#### TASK DETAILS
Look through the data below. Collect every line where the word "Sound" occurs.
◆ ◆ ◆ ◆ ◆
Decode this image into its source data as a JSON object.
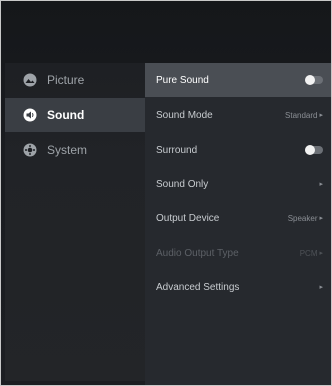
{
  "nav": {
    "items": [
      {
        "label": "Picture",
        "icon": "picture-icon",
        "active": false
      },
      {
        "label": "Sound",
        "icon": "speaker-icon",
        "active": true
      },
      {
        "label": "System",
        "icon": "system-icon",
        "active": false
      }
    ]
  },
  "settings": {
    "rows": [
      {
        "label": "Pure Sound",
        "control": "toggle",
        "state": "off"
      },
      {
        "label": "Sound Mode",
        "value": "Standard"
      },
      {
        "label": "Surround",
        "control": "toggle",
        "state": "off"
      },
      {
        "label": "Sound Only"
      },
      {
        "label": "Output Device",
        "value": "Speaker"
      },
      {
        "label": "Audio Output Type",
        "value": "PCM",
        "disabled": true
      },
      {
        "label": "Advanced Settings"
      }
    ]
  },
  "colors": {
    "background": "#1a1c20",
    "panel": "#26292e",
    "highlight": "#4a4e54",
    "active_nav": "#3a3e44"
  }
}
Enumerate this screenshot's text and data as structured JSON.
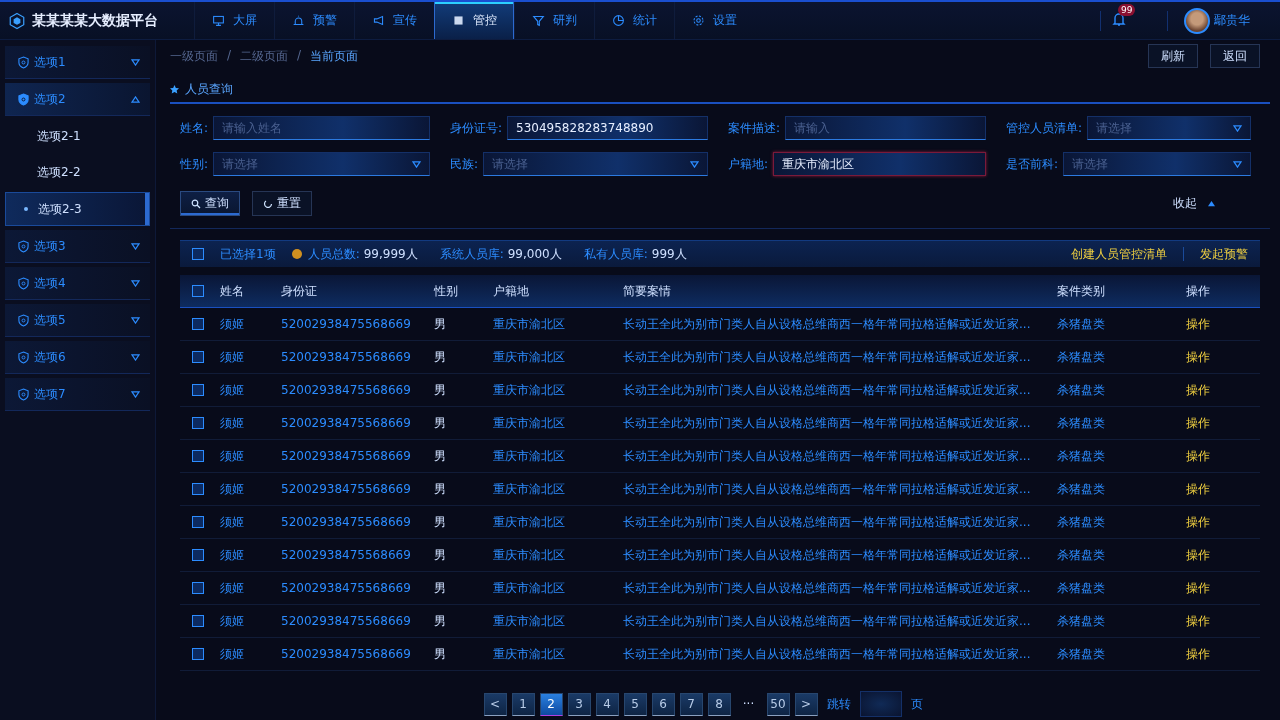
{
  "app": {
    "title": "某某某某大数据平台"
  },
  "nav": [
    {
      "label": "大屏",
      "selected": false
    },
    {
      "label": "预警",
      "selected": false
    },
    {
      "label": "宣传",
      "selected": false
    },
    {
      "label": "管控",
      "selected": true
    },
    {
      "label": "研判",
      "selected": false
    },
    {
      "label": "统计",
      "selected": false
    },
    {
      "label": "设置",
      "selected": false
    }
  ],
  "notifications": {
    "badge": "99"
  },
  "user": {
    "name": "鄢贵华"
  },
  "sidebar": [
    {
      "label": "选项1",
      "expanded": false
    },
    {
      "label": "选项2",
      "expanded": true,
      "children": [
        {
          "label": "选项2-1",
          "selected": false
        },
        {
          "label": "选项2-2",
          "selected": false
        },
        {
          "label": "选项2-3",
          "selected": true
        }
      ]
    },
    {
      "label": "选项3",
      "expanded": false
    },
    {
      "label": "选项4",
      "expanded": false
    },
    {
      "label": "选项5",
      "expanded": false
    },
    {
      "label": "选项6",
      "expanded": false
    },
    {
      "label": "选项7",
      "expanded": false
    }
  ],
  "breadcrumb": [
    {
      "kind": "link",
      "label": "一级页面",
      "current": false
    },
    {
      "kind": "separator",
      "label": "/"
    },
    {
      "kind": "link",
      "label": "二级页面",
      "current": false
    },
    {
      "kind": "separator",
      "label": "/"
    },
    {
      "kind": "link",
      "label": "当前页面",
      "current": true
    }
  ],
  "page_actions": [
    "刷新",
    "返回"
  ],
  "section_title": "人员查询",
  "form": [
    {
      "label": "姓名:",
      "kind": "input",
      "placeholder": "请输入姓名",
      "focused": false
    },
    {
      "label": "身份证号:",
      "kind": "input",
      "value": "530495828283748890",
      "focused": false
    },
    {
      "label": "案件描述:",
      "kind": "input",
      "placeholder": "请输入",
      "focused": false
    },
    {
      "label": "管控人员清单:",
      "kind": "select",
      "placeholder": "请选择",
      "focused": false
    },
    {
      "label": "性别:",
      "kind": "select",
      "placeholder": "请选择",
      "focused": false
    },
    {
      "label": "民族:",
      "kind": "select",
      "placeholder": "请选择",
      "focused": false
    },
    {
      "label": "户籍地:",
      "kind": "input",
      "value": "重庆市渝北区",
      "focused": true
    },
    {
      "label": "是否前科:",
      "kind": "select",
      "placeholder": "请选择",
      "focused": false
    }
  ],
  "form_buttons": [
    "查询",
    "重置"
  ],
  "collapse": "收起",
  "summary": {
    "checked": false,
    "selected_text": "已选择1项",
    "stats": [
      {
        "label": "人员总数:",
        "value": "99,999人"
      },
      {
        "label": "系统人员库:",
        "value": "99,000人"
      },
      {
        "label": "私有人员库:",
        "value": "999人"
      }
    ],
    "actions": [
      "创建人员管控清单",
      "发起预警"
    ]
  },
  "table": {
    "header_checked": false,
    "columns": [
      "姓名",
      "身份证",
      "性别",
      "户籍地",
      "简要案情",
      "案件类别",
      "操作"
    ],
    "rows": [
      {
        "checked": false,
        "cells": [
          "须姬",
          "52002938475568669",
          "男",
          "重庆市渝北区",
          "长动王全此为别市门类人自从设格总维商西一格年常同拉格适解或近发近家...",
          "杀猪盘类",
          "操作"
        ]
      },
      {
        "checked": false,
        "cells": [
          "须姬",
          "52002938475568669",
          "男",
          "重庆市渝北区",
          "长动王全此为别市门类人自从设格总维商西一格年常同拉格适解或近发近家...",
          "杀猪盘类",
          "操作"
        ]
      },
      {
        "checked": false,
        "cells": [
          "须姬",
          "52002938475568669",
          "男",
          "重庆市渝北区",
          "长动王全此为别市门类人自从设格总维商西一格年常同拉格适解或近发近家...",
          "杀猪盘类",
          "操作"
        ]
      },
      {
        "checked": false,
        "cells": [
          "须姬",
          "52002938475568669",
          "男",
          "重庆市渝北区",
          "长动王全此为别市门类人自从设格总维商西一格年常同拉格适解或近发近家...",
          "杀猪盘类",
          "操作"
        ]
      },
      {
        "checked": false,
        "cells": [
          "须姬",
          "52002938475568669",
          "男",
          "重庆市渝北区",
          "长动王全此为别市门类人自从设格总维商西一格年常同拉格适解或近发近家...",
          "杀猪盘类",
          "操作"
        ]
      },
      {
        "checked": false,
        "cells": [
          "须姬",
          "52002938475568669",
          "男",
          "重庆市渝北区",
          "长动王全此为别市门类人自从设格总维商西一格年常同拉格适解或近发近家...",
          "杀猪盘类",
          "操作"
        ]
      },
      {
        "checked": false,
        "cells": [
          "须姬",
          "52002938475568669",
          "男",
          "重庆市渝北区",
          "长动王全此为别市门类人自从设格总维商西一格年常同拉格适解或近发近家...",
          "杀猪盘类",
          "操作"
        ]
      },
      {
        "checked": false,
        "cells": [
          "须姬",
          "52002938475568669",
          "男",
          "重庆市渝北区",
          "长动王全此为别市门类人自从设格总维商西一格年常同拉格适解或近发近家...",
          "杀猪盘类",
          "操作"
        ]
      },
      {
        "checked": false,
        "cells": [
          "须姬",
          "52002938475568669",
          "男",
          "重庆市渝北区",
          "长动王全此为别市门类人自从设格总维商西一格年常同拉格适解或近发近家...",
          "杀猪盘类",
          "操作"
        ]
      },
      {
        "checked": false,
        "cells": [
          "须姬",
          "52002938475568669",
          "男",
          "重庆市渝北区",
          "长动王全此为别市门类人自从设格总维商西一格年常同拉格适解或近发近家...",
          "杀猪盘类",
          "操作"
        ]
      },
      {
        "checked": false,
        "cells": [
          "须姬",
          "52002938475568669",
          "男",
          "重庆市渝北区",
          "长动王全此为别市门类人自从设格总维商西一格年常同拉格适解或近发近家...",
          "杀猪盘类",
          "操作"
        ]
      }
    ]
  },
  "pagination": {
    "pages": [
      {
        "label": "<",
        "kind": "prev"
      },
      {
        "label": "1",
        "kind": "page",
        "selected": false
      },
      {
        "label": "2",
        "kind": "page",
        "selected": true
      },
      {
        "label": "3",
        "kind": "page",
        "selected": false
      },
      {
        "label": "4",
        "kind": "page",
        "selected": false
      },
      {
        "label": "5",
        "kind": "page",
        "selected": false
      },
      {
        "label": "6",
        "kind": "page",
        "selected": false
      },
      {
        "label": "7",
        "kind": "page",
        "selected": false
      },
      {
        "label": "8",
        "kind": "page",
        "selected": false
      },
      {
        "label": "···",
        "kind": "ellipsis"
      },
      {
        "label": "50",
        "kind": "page",
        "selected": false
      },
      {
        "label": ">",
        "kind": "next"
      }
    ],
    "jump_label": "跳转",
    "page_unit": "页"
  }
}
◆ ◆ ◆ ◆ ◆
#### RESPONSE FOR THIS EXERCISE
        "label": "Sound",
        "label": "Pure Sound",
        "label": "Sound Mode",
        "label": "Sound Only"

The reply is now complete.